Another thing that NDPs can do is inform the preparation of a local plan (or its review if there is one in place). Evidence supporting an NDP, and the policies within it, can be critical in this regard. CPRE will shortly be publishing some guidance on using “local landscape characterisation” to inform neighbourhood plans. Having a thorough understanding of what is special about your local environment is an essential part of protecting it. So, while a neighbourhood plan itself might not be able to stop development proposals already planned at a more strategic level, the evidence gathered to support a neighbourhood plan on the quality and characteristics of the local landscape could help to guide future strategic policy.
NDPs can also be used to identify areas to be designated as “local green space” – a new designation introduced in the NPPF (paras 76-
All of the above means that neighbourhood planning is, potentially, an extremely powerful tool enabling communities to shape development in their areas, including getting development the community needs but which isn’t supported by wider policy, and with some scope to influence, if not entirely put a stop to, development imposed from above.
BUT… (there’s always a “but”) – neighbourhood planning depends on the energy and stamina of volunteers.
There are now several high-
This is the reason why CPRE has been working tirelessly to give neighbourhood plans more weight in the decision-
When the government rejected that proposal – after debates in both Houses – we promoted a compromise option – a “right to be heard” – that gave neighbourhood planning bodies a specific role in influencing the planning decision.
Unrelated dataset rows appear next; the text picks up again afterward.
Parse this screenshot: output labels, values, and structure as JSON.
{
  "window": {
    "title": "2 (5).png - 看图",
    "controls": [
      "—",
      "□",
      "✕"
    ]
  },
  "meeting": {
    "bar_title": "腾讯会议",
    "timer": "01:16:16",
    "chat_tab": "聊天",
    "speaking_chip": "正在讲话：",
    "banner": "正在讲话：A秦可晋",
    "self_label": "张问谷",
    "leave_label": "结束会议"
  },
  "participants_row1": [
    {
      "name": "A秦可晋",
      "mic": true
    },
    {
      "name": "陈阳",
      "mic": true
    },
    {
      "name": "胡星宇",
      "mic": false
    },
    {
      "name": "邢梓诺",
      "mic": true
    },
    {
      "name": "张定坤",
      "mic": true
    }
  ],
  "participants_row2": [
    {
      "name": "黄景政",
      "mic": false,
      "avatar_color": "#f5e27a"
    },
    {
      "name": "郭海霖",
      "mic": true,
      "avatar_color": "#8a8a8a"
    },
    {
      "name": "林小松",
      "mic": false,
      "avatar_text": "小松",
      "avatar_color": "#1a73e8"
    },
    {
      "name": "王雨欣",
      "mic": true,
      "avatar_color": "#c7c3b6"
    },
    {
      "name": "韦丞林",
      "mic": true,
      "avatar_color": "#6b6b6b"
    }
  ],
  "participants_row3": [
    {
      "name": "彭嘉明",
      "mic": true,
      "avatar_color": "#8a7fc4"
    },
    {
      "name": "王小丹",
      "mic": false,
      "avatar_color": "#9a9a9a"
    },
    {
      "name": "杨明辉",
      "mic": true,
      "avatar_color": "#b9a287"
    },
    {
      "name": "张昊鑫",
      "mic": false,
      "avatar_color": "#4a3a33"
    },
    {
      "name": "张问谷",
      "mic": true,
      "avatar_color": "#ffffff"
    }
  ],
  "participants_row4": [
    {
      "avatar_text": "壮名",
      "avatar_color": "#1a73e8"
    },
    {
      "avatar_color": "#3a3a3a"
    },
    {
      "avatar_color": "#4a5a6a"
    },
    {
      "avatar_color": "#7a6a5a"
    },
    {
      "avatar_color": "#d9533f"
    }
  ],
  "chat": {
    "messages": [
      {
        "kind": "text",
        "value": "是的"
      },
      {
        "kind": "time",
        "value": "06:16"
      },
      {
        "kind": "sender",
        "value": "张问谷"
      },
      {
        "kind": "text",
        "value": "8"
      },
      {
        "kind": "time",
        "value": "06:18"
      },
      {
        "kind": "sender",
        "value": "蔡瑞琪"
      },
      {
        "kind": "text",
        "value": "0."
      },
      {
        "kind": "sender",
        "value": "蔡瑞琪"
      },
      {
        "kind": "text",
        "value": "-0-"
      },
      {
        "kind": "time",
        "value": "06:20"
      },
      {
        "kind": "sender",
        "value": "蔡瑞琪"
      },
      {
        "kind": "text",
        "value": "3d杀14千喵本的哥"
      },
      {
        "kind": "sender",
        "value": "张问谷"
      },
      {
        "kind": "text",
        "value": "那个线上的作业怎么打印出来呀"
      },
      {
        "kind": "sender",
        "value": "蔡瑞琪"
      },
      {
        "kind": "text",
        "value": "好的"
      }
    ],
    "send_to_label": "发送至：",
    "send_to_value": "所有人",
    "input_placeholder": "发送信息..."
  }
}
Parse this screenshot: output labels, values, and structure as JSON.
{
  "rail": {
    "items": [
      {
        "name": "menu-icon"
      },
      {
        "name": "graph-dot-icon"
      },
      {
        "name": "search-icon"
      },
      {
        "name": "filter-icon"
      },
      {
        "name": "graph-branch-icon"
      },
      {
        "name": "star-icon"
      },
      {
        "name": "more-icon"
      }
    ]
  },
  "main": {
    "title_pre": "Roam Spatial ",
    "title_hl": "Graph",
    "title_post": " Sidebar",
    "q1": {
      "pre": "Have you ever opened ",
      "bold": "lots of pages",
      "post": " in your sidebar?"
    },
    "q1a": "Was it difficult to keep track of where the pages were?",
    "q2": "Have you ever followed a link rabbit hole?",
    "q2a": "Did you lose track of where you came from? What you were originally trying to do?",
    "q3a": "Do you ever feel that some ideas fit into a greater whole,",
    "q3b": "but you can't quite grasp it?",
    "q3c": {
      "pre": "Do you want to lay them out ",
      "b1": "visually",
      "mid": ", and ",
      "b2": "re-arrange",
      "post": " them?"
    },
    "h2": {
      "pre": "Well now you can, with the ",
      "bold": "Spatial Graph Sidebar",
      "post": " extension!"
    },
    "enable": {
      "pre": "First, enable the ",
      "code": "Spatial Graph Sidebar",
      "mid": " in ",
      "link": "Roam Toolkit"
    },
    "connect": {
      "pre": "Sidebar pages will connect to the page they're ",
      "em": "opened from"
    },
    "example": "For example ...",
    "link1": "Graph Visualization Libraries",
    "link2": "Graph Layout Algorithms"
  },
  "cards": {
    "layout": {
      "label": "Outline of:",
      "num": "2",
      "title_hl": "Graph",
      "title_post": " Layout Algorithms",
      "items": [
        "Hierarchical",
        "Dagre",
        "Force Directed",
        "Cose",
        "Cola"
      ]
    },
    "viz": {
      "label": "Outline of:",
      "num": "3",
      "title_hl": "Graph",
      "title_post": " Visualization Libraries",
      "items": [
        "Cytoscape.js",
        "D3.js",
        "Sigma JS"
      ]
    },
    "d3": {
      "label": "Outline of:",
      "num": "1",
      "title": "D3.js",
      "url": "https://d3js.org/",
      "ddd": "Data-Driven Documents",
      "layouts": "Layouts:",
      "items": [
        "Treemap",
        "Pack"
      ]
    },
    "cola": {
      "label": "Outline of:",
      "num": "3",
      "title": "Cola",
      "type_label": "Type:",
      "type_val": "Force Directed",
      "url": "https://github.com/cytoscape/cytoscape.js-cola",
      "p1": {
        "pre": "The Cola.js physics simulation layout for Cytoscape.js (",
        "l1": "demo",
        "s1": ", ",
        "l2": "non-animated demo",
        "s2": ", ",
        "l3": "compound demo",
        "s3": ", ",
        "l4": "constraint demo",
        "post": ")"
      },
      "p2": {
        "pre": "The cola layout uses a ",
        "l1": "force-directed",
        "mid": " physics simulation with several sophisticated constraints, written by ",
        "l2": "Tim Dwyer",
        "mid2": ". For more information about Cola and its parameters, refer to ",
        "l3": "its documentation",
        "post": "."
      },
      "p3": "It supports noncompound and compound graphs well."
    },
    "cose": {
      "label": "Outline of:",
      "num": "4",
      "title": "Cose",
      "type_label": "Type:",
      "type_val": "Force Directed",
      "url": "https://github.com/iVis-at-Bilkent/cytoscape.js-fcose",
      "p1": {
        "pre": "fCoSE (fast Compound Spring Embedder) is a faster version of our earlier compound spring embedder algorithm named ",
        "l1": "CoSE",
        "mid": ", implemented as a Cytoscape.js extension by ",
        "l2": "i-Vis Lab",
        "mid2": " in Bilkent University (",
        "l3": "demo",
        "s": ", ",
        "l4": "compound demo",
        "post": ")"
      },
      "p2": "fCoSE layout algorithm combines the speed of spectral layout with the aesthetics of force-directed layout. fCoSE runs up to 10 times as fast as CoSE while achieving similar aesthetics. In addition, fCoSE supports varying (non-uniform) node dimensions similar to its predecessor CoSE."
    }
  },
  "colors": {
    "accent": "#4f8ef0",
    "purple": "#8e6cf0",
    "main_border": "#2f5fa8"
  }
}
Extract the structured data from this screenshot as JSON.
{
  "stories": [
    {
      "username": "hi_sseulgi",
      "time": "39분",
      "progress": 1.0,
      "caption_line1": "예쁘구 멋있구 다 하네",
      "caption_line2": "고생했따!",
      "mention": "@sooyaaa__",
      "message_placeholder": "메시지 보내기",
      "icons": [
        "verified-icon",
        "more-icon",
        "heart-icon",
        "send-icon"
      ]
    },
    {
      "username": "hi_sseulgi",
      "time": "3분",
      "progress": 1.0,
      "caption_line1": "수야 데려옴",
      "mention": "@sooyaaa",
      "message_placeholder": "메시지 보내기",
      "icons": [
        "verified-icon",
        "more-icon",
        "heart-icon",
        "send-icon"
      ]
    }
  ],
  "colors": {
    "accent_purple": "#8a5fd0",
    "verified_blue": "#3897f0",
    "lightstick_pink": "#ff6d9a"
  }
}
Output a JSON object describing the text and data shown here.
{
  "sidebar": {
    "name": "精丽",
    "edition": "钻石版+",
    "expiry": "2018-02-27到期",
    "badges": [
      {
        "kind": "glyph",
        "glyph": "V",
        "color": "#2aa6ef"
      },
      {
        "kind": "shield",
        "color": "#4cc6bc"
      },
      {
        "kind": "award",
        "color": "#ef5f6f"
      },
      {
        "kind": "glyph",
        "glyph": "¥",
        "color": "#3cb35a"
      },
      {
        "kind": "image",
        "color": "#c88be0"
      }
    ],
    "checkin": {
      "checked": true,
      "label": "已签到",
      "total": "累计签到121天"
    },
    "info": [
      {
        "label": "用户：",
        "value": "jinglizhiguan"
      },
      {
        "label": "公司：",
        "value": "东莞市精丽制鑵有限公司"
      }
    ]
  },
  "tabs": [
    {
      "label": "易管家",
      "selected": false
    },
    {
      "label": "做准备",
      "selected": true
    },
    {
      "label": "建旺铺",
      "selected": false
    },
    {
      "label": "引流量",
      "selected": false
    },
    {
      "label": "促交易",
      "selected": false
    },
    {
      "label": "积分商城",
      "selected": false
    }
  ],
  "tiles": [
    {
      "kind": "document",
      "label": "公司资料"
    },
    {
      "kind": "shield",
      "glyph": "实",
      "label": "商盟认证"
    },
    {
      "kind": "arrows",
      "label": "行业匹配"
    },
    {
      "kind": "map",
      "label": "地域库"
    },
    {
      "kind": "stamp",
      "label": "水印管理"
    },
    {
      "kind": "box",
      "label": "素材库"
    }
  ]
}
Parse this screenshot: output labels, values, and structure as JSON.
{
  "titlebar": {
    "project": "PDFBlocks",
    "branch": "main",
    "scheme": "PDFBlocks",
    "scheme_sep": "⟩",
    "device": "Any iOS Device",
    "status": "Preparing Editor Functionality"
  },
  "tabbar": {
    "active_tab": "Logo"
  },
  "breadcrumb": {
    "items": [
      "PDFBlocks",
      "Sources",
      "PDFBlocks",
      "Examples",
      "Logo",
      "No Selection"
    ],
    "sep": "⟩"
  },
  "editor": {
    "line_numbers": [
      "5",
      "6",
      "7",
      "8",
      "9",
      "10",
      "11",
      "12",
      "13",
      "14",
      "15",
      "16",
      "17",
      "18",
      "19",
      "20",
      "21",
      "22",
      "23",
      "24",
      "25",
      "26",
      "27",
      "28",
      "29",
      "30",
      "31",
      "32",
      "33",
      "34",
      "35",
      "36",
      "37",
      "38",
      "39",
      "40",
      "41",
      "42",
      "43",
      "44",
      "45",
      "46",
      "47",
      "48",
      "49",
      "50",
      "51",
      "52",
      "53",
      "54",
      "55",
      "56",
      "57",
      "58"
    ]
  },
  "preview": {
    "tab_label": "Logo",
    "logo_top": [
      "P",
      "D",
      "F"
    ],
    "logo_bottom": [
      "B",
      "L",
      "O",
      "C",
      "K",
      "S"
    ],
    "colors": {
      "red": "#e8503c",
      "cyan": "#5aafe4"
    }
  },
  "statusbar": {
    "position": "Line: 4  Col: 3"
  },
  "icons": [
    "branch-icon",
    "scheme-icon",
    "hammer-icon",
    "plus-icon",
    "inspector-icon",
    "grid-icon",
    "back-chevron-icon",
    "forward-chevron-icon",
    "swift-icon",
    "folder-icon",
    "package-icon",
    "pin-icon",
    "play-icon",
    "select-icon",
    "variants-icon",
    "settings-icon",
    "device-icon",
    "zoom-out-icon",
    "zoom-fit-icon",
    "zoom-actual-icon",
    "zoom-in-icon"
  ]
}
This caught the government’s attention and they promised to return to the issue in either the Neighbourhood Planning Bill or the Housing White Paper. They have so far failed to come up with anything that really does the job, and we continue to lobby for effective change to – in the words of the government’s own manifesto commitment – “encourage communities engaged in neighbourhood planning to complete the process and to assist others to draw up their own plans”.
To anybody who is concerned about the balance between the effort needed to do a NDP and the effectiveness of the outcome, I would say this: you’re better off with a neighbourhood plan than without one, and I would strongly recommend having a look at these resources:
Neighbourhood planning pages on CPRE’s PlanningHelp website: http://planninghelp.cpre.org.uk/improve-
In particular, have a look at the good practice case studies and interview videos, which were prepared for the neighbourhood planning roadshows we held with Action with Communities in Rural England and DCLG in March 2016 (one of which was in Bowburn, Co. Durham): http://planninghelp.cpre.org.uk/improve-
Also, go to www.cpre.org.uk and put “neighbourhood” into the search box for further comment, opinion and information.
The government’s own support for neighbourhood planning, including financial support, is channelled through an organisation called Locality. You can find out a lot more from them: http://mycommunity.org.uk/take-
Planning Aid England is a charity, managed by the Royal Town Planning Institute, that provides free and low-
Other organisations involved in neighbourhood planning activity include:
Action with Communities in Rural England (ACRE – the umbrella body for rural community councils): http://acre.org.uk/
National Association of Local Councils (NALC – the umbrella body for town and parish councils): http://www.nalc.gov.uk/
BIMBY (Beauty In My Back Yard) – part of the Prince’s Foundation: https://www.bimby.org.uk
CPRE National Head of Planning